Kruger and Dunning noted a number of previous studies which tend to suggest that in skills as diverse as reading comprehension, operating a motor vehicle, and playing chess or tennis, that "ignorance more frequently begets confidence than does knowledge" (as Charles Darwin put it). They hypothesized that with a typical skill which humans may possess in greater or lesser degree,

1. incompetent individuals tend to overestimate their own level of skill,
2. incompetent individuals fail to recognize genuine skill in others,
3. incompetent individuals fail to recognize the extremity of their inadequacy,
4. if they can be trained to substantially improve their own skill level, these individuals can recognize and acknowledge their own previous lack
I guess I feel a little better about feeling ignorant and incompentent sometimes.

Oh, and here's a quote from a very wise man:
"I have approximate answers and possible beliefs and different degrees of certainty about different things, but I'm not absolutely sure of anything..." -- Richard Feynman
 More >

 Happiness from childhood1 comment
5 May 2007 @ 00:35, by sunimal. Personal Development
Everybody can be happy. Everyone needs to value others and not hurt their feelings. If someone needs assistance -provide it - you will be rewarded with a friend forever. Allow your child to identify his/her talents and promote their development, children will love you forever. If a person you supervise is weak, coach him/her to be better - he/she will be eternally grateful. Never fire an employee-assist him/her to select a position aligned to his/her talents - the world will become a better place.  More >

 The polarization of the the super-goals36 comments
picture26 Jul 2006 @ 16:17, by jhs. Personal Development
When tracking back goals (versus the super-goals) in Skywork (groups sessions) and individual research, we find consistently the same supergoal at the end of the chains: sharing joy.

More than coincidentially, this super-goal is also the LAST stage of emotional contemplation of the famous sequence of Gotamo Buddho which goes as follos:

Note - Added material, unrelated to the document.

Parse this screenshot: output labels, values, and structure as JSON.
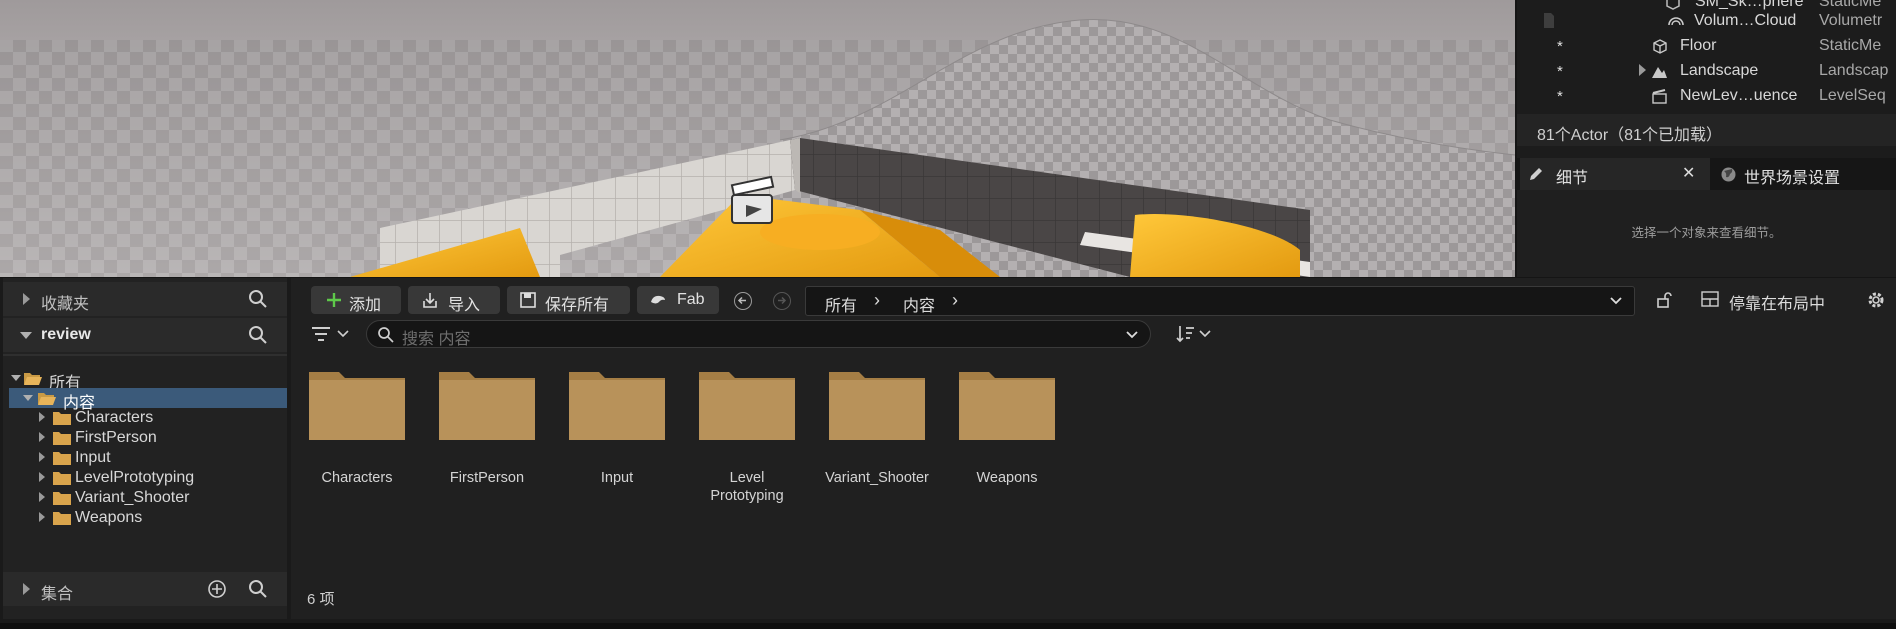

- sharing friendship
- sharing (emotional) distress
- sharing joy
- equanimity, void of sensations of any kind

(the last four stages (or states of superconsciousness are equally beyond human emotions).

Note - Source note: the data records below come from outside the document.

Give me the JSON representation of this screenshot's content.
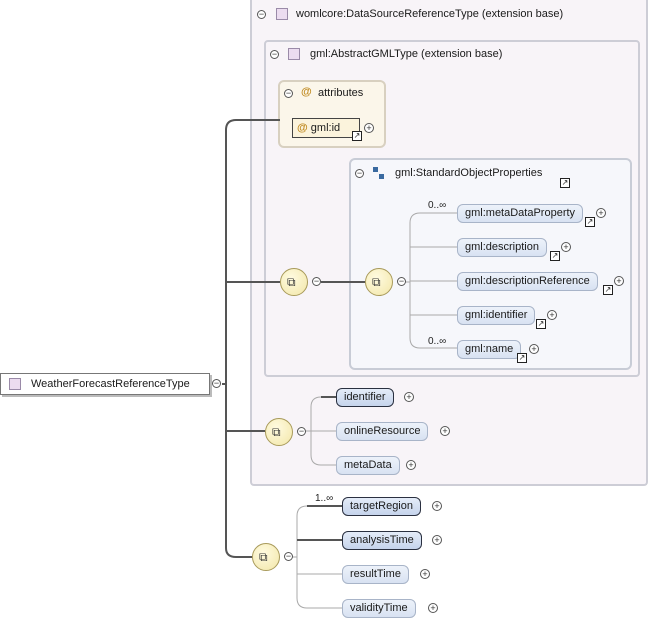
{
  "root": {
    "label": "WeatherForecastReferenceType"
  },
  "outer_ext": {
    "label": "womlcore:DataSourceReferenceType (extension base)"
  },
  "inner_ext": {
    "label": "gml:AbstractGMLType (extension base)"
  },
  "attributes": {
    "label": "attributes",
    "items": [
      "gml:id"
    ]
  },
  "standard_props": {
    "label": "gml:StandardObjectProperties",
    "items": [
      {
        "label": "gml:metaDataProperty",
        "card": "0..∞"
      },
      {
        "label": "gml:description",
        "card": ""
      },
      {
        "label": "gml:descriptionReference",
        "card": ""
      },
      {
        "label": "gml:identifier",
        "card": ""
      },
      {
        "label": "gml:name",
        "card": "0..∞"
      }
    ]
  },
  "ext_sequence": {
    "items": [
      "identifier",
      "onlineResource",
      "metaData"
    ]
  },
  "own_sequence": {
    "items": [
      {
        "label": "targetRegion",
        "card": "1..∞"
      },
      {
        "label": "analysisTime",
        "card": ""
      },
      {
        "label": "resultTime",
        "card": ""
      },
      {
        "label": "validityTime",
        "card": ""
      }
    ]
  },
  "glyphs": {
    "collapse": "−",
    "expand": "+",
    "ref_arrow": "↗",
    "attr_at": "@"
  },
  "colors": {
    "element_fill": "#c6d4ec",
    "extension_bg": "#f8f4f8",
    "attribute_bg": "#fbf6ea",
    "sequence_fill": "#f2e6a8"
  }
}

It should come as no surprise that this ultimate super-goal, when inverted, becomes the most aberrative and destructive of all human emotions: jealousy.

Quite fittingly, the Torah/Old Testament describes the jealousy of Kain versus Abel as the first story after the expulsion from Eden...  More >

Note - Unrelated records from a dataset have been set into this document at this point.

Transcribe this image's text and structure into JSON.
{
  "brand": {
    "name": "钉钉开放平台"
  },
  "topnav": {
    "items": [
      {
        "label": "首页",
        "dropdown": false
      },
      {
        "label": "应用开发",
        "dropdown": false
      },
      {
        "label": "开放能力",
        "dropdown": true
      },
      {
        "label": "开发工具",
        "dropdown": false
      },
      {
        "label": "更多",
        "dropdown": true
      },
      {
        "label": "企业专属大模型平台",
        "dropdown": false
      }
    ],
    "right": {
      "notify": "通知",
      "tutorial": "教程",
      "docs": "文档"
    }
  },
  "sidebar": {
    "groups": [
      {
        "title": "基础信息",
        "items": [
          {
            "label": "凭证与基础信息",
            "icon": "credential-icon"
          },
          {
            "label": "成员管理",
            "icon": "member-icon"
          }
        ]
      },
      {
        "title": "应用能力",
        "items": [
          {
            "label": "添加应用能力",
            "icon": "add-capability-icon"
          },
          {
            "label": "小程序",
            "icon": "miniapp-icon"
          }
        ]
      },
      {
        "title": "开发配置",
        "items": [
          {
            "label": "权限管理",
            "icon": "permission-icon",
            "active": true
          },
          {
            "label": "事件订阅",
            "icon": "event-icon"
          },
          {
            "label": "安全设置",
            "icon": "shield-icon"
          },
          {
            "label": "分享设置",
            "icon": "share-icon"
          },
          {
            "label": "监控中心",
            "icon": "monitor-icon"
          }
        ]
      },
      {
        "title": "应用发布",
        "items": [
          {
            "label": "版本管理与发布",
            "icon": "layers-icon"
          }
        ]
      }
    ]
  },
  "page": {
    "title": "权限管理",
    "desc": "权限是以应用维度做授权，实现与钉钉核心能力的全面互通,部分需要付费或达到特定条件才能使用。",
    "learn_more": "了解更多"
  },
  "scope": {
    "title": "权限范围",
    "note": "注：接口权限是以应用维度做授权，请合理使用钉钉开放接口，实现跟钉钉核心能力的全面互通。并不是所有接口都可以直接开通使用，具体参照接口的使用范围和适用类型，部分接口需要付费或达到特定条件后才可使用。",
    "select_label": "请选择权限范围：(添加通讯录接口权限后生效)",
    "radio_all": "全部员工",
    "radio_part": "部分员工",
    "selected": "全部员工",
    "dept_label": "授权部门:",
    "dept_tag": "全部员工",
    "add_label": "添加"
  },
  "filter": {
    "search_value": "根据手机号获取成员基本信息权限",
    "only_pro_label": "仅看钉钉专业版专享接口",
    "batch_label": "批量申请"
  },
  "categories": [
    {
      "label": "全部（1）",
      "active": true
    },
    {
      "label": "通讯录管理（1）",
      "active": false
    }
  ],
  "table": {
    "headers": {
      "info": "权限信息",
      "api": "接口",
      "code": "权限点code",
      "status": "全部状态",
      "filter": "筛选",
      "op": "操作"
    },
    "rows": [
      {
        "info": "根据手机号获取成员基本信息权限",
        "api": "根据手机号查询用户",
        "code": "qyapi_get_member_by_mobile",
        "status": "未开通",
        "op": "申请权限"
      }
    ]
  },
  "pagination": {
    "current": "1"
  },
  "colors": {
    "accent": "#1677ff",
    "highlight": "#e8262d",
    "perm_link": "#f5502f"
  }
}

 Appreciation, Mental Focus & Intention Exercise 2 Share - By: Brenda Freo` 0 comments
picture11 Jul 2006 @ 01:30, by freo7. Personal Development
Appreciation, Mental Focus & Intention Exercise 2 Share, A Law Of Attraction Exercise Extra-ordinaire` - just follow the flow and then fill in your own words of LIFE ~ This works 4 me!!!!!!!!!!

 More >

<< Newer entries  Page: 1 2 3 4 5 6 7 8 9   Older entries >>